  • Reclaimed addresses are those that ARIN takes back due to fraud, misappropriation, or business dissolution

During the hold period, the resources are deregistered in Whois. Resources are held to allow them time to clear any filters or to allow an organization with revoked resources ample time to pay its overdue fees. ARIN may also have these address blocks bogon tested by an external third party during this hold period. Bogon testing is the process of probing networks to see if they will accept route announcements from the IP address range being tested.

Will ARIN now attempt to recover unused IPv4 address space, particularly the legacy space that is not being routed?

Even the successful return of more /8s would not significantly increase the lifetime for IPv4. Despite the small gains, the RIRs continue working on these issues and exploring all possible actions in this area.

Does IANA depletion change ARIN Internet number resource allocation policies?

IANA depletion triggers or impacts several policies:

    • Triggers NRPM 4.1.8, which limits requests to a single prefix once every three months while supplies last. This policy also establishes the rules for a waiting list. This is in case organizations want to wait for a larger allocation than ARIN is able to make at that point in time.
    • Impacts NRPM, which reduces the amount of address space that ISPs can request from a twelve-month to a three-month supply.
    • Impacts NRPM 4.10, which sets aside a contiguous IPv4 /10 block to facilitate IPv6 deployment.

What happens when ARIN runs out of IPv4 address space?

It’s inevitable that there will be some organizations that will still want/need IPv4 address space after the ARIN resource pool is depleted. ARIN’s Specified Transfer Listing Service (STLS) provides a way for organizations to either advertise their available IPv4 address space or contact an organization with space to arrange a transfer using section 8.3 of ARIN’s NRPM. Similarly, if organizations have or are in need of IPv4 address space and have contacted an organization with reciprocal inventory or need, they are welcome to conduct a transfer under section 8.3 of ARIN’s NRPM without utilizing the STLS.

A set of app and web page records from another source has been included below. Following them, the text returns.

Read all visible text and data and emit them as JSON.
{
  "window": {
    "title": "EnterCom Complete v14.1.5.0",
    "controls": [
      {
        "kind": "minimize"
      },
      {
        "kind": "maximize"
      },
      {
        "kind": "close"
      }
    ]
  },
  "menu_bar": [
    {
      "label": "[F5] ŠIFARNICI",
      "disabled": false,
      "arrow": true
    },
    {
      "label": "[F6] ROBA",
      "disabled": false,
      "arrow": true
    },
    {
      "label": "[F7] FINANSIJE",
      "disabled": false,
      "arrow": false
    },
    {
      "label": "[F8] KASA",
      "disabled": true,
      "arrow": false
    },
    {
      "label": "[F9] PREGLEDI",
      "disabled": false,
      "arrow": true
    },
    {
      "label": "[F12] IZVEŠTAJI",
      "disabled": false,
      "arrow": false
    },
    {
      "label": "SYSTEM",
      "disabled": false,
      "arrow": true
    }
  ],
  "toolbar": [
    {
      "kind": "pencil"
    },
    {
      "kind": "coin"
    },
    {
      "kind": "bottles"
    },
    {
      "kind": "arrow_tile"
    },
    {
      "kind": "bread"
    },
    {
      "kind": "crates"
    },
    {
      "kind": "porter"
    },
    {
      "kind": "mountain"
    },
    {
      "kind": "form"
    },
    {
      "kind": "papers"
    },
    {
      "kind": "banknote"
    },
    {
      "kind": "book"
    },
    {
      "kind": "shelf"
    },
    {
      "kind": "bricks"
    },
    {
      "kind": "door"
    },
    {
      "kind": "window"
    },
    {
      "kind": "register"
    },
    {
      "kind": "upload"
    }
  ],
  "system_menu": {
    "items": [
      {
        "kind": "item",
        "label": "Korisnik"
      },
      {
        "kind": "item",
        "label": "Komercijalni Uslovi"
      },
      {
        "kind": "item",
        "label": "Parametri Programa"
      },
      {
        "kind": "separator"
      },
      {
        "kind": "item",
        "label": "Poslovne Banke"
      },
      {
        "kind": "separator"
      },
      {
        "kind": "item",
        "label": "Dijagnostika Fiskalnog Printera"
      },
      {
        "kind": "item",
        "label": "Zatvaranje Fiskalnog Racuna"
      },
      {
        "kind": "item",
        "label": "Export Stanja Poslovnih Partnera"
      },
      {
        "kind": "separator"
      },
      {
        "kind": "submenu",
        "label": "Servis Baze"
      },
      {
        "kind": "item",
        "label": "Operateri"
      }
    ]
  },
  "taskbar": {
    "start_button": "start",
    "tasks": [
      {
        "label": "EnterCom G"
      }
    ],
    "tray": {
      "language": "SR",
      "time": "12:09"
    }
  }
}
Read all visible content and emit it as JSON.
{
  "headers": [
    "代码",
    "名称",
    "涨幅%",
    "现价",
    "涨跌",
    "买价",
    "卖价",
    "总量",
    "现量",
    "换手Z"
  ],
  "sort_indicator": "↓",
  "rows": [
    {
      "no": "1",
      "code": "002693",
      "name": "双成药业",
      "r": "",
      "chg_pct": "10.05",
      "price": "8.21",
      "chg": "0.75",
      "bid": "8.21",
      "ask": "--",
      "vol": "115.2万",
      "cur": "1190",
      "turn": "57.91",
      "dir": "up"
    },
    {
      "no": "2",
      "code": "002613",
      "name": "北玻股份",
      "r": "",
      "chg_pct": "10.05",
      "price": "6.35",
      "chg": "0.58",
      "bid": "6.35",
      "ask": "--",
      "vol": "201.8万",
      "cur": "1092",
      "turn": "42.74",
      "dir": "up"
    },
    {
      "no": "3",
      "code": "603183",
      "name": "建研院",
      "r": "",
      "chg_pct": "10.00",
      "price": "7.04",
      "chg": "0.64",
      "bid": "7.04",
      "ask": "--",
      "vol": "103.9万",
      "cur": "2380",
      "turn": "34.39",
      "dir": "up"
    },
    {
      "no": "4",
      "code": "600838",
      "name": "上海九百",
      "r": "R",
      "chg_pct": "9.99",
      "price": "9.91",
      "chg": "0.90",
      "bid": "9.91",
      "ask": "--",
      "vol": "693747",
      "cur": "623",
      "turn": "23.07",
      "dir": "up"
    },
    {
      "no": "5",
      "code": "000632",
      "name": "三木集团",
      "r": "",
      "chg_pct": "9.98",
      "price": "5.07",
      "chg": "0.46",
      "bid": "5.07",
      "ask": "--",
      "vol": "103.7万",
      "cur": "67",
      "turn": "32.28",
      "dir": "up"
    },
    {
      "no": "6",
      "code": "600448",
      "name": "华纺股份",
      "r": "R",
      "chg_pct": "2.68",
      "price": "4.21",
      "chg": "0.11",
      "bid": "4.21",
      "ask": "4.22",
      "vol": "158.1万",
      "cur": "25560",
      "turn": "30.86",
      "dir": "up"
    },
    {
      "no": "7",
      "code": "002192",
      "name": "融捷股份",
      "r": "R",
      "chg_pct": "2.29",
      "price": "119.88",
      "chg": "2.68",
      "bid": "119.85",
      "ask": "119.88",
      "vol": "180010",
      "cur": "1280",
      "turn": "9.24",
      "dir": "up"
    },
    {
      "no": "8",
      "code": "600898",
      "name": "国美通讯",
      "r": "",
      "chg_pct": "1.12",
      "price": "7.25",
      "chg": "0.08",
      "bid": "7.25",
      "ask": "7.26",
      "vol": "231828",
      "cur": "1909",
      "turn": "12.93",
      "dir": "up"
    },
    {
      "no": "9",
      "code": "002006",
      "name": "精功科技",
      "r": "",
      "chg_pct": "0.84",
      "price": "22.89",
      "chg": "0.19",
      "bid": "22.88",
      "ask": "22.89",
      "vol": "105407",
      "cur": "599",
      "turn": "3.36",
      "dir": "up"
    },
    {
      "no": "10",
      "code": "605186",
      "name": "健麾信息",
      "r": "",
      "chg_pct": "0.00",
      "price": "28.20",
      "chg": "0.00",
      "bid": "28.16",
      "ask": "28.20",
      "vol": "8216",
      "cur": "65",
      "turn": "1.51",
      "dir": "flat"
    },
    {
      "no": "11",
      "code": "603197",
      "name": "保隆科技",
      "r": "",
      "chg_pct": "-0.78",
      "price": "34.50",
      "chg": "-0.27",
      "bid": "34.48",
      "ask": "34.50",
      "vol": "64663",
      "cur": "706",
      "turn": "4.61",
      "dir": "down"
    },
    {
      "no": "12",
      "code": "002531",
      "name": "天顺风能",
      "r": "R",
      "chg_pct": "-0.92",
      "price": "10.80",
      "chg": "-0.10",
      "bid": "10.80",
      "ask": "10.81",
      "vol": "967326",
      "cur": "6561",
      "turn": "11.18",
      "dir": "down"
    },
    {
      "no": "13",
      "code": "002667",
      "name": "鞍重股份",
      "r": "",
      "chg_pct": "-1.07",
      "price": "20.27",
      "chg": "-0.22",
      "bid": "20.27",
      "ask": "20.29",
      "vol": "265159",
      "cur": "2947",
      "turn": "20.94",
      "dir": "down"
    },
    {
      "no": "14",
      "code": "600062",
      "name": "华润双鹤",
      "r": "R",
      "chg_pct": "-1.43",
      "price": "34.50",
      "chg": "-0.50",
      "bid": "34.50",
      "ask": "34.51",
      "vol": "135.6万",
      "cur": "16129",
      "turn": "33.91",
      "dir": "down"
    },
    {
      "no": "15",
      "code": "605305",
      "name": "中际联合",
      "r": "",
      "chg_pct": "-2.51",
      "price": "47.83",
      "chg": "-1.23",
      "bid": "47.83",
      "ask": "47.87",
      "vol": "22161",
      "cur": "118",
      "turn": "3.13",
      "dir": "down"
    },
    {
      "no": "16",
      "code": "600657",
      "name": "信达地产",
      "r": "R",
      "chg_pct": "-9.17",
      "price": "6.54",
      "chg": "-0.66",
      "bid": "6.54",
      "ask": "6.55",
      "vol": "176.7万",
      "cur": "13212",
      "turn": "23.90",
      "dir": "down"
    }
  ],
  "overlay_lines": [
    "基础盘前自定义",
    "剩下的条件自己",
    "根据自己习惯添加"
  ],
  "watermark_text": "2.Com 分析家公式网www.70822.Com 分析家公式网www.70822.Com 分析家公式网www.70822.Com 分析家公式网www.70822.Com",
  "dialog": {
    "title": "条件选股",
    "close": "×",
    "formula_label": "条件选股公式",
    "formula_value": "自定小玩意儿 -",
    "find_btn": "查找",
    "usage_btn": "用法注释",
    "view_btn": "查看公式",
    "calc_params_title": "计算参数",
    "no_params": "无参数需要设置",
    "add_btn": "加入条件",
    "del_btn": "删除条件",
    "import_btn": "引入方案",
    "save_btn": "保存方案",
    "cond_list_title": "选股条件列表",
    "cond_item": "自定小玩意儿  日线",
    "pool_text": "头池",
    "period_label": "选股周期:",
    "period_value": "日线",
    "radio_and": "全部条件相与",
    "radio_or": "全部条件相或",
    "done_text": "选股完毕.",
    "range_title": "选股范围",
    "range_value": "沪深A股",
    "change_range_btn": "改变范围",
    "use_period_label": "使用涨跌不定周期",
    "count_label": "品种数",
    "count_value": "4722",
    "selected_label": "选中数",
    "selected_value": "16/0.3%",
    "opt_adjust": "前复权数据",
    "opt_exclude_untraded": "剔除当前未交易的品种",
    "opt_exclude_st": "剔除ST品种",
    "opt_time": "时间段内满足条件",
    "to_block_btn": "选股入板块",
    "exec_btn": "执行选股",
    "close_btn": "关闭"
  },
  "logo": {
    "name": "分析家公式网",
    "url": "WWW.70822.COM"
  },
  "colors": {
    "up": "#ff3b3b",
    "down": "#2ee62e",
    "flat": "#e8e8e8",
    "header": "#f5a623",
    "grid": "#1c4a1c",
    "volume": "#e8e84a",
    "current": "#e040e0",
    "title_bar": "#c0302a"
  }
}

Per NRPM 4.1.8, if ARIN does not have sufficient inventory to fulfill a qualified IPv4 request, the requesting organization may choose to be placed on a waiting list of pre-qualified recipients. This waiting list will specify both the largest block the organization is approved to receive and the smallest block the organization will accept. As address blocks become available for allocation, ARIN will fulfill waiting list requests on a first-come, first-served basis, subject to block size availability and re-verification of an organization's eligibility. For additional information, please visit the Unmet Request Waiting List page.

You told me you can’t fill my request, but the available address space listed is larger than what I requested. What is going on?

The total IPv4 address space listed as available is shown in aggregate. Your request could not be filled because it is larger than any continuous address range that ARIN had available for allocation at that point in time. NRPM 4.1.8 stipulates that after IANA IPv4 depletion, ARIN will issue IPv4 address space in a “single, continuous range of addresses.” This means you may request one single portion of address space (organizations can return and request more once every three months).

Does this impact my ability to get IPv6 address space?

We have plenty of IPv6 address space. You can request and get IPv6 address space from ARIN in accordance with the policies in the NRPM, just as you did prior to IANA IPv4 free pool depletion. ARIN largely considers your IPv4 and IPv6 holdings separate when reviewing requests. Some IPv6 policies do refer to IPv4 policies when describing points of criteria, however IPv4 depletion does not impact your ability to get IPv6 address space from ARIN.

What is the status of the Interop /8?

ARIN accepted Interop's returned space in October 2010. Following the ICANN Board adoption of Global Policy Proposal - IPv4–2011, the ARIN Board of Trustees directed ARIN staff to return to the IANA the IPv4 address blocks that have been voluntarily returned to ARIN in recent years. For additional details, please view the listing of all the address blocks that were returned to the IANA.